→ DATA FOR THIS EXERCISE

_ _ _ _

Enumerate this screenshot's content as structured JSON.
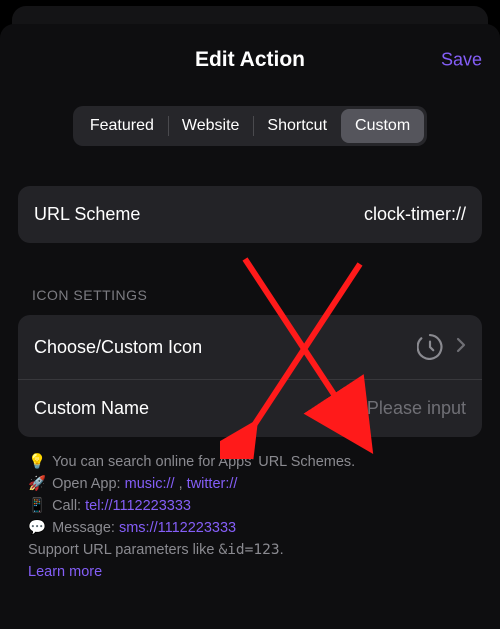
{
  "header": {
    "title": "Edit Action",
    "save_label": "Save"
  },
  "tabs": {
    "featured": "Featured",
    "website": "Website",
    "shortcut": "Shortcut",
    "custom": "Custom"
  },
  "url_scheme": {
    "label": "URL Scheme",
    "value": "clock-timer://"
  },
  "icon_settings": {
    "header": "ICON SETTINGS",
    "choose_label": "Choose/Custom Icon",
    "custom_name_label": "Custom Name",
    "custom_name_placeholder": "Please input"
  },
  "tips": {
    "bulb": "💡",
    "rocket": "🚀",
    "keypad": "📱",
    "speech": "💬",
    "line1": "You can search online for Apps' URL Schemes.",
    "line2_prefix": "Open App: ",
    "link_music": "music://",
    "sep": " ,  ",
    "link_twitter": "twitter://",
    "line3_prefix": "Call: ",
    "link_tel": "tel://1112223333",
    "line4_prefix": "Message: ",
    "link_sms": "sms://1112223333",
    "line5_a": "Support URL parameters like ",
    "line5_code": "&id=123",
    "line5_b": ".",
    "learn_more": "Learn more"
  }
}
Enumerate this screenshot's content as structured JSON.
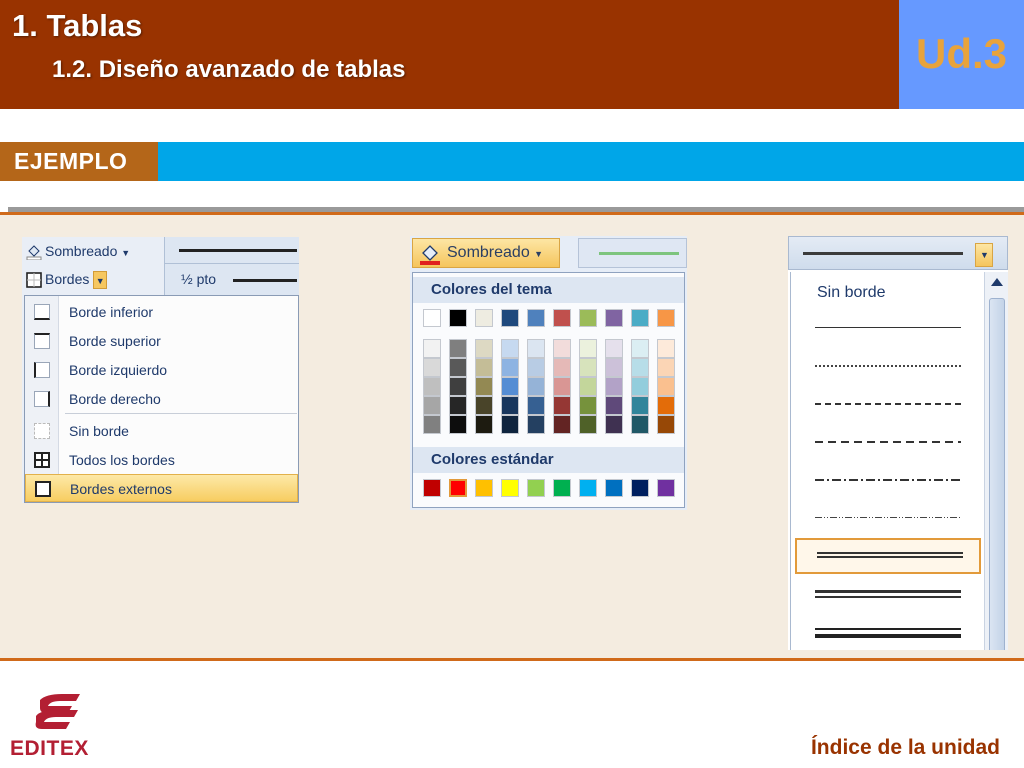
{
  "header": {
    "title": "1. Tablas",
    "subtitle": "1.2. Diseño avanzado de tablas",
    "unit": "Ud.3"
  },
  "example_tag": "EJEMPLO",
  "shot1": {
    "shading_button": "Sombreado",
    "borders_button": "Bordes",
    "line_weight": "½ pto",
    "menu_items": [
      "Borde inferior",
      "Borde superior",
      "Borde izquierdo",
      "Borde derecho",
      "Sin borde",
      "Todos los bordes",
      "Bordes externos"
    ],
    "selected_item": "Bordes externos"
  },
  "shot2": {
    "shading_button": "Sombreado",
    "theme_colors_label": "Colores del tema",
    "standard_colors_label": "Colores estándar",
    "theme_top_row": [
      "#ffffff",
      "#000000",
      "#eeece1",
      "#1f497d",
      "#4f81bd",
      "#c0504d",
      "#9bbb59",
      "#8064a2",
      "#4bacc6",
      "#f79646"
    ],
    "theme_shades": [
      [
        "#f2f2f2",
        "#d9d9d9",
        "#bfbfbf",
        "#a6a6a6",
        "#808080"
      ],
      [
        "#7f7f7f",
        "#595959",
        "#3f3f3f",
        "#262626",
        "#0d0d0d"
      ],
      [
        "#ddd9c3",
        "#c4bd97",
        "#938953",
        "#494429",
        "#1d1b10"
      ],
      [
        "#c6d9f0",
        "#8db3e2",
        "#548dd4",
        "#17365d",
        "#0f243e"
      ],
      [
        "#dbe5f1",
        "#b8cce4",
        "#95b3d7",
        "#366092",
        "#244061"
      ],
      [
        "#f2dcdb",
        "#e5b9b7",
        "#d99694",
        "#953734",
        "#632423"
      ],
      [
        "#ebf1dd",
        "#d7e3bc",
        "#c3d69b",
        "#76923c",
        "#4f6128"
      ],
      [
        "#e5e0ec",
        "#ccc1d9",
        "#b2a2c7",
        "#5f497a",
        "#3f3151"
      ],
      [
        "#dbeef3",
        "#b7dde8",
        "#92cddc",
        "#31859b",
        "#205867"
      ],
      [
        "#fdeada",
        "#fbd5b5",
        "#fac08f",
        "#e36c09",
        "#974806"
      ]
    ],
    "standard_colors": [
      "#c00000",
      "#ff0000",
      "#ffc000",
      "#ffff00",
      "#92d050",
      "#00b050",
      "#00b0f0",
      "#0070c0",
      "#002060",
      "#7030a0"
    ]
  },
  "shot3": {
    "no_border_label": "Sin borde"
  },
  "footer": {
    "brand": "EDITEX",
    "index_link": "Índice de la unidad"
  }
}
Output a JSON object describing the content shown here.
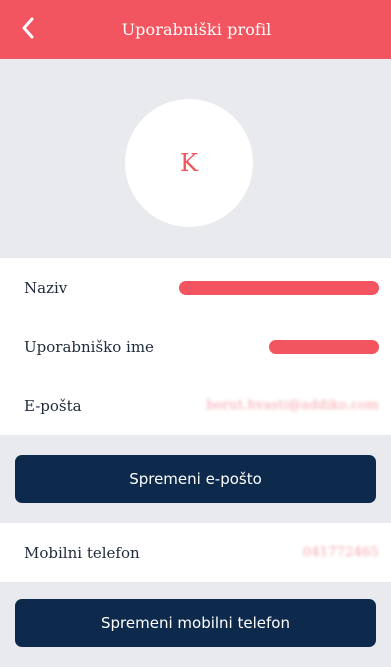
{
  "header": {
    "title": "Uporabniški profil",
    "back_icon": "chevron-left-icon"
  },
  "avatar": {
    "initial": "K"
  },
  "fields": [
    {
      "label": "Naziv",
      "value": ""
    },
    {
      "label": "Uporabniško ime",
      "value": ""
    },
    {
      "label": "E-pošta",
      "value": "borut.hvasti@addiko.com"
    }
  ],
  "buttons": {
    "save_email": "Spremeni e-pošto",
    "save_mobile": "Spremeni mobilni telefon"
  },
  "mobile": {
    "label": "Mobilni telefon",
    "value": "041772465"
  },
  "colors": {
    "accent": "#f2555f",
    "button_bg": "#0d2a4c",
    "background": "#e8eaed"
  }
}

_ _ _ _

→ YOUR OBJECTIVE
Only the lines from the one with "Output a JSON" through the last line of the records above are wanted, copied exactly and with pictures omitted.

→ REPLY
Output a JSON object describing the content shown here.
{
  "header": {
    "title": "Uporabniški profil",
    "back_icon": "chevron-left-icon"
  },
  "avatar": {
    "initial": "K"
  },
  "fields": [
    {
      "label": "Naziv",
      "value": ""
    },
    {
      "label": "Uporabniško ime",
      "value": ""
    },
    {
      "label": "E-pošta",
      "value": "borut.hvasti@addiko.com"
    }
  ],
  "buttons": {
    "save_email": "Spremeni e-pošto",
    "save_mobile": "Spremeni mobilni telefon"
  },
  "mobile": {
    "label": "Mobilni telefon",
    "value": "041772465"
  },
  "colors": {
    "accent": "#f2555f",
    "button_bg": "#0d2a4c",
    "background": "#e8eaed"
  }
}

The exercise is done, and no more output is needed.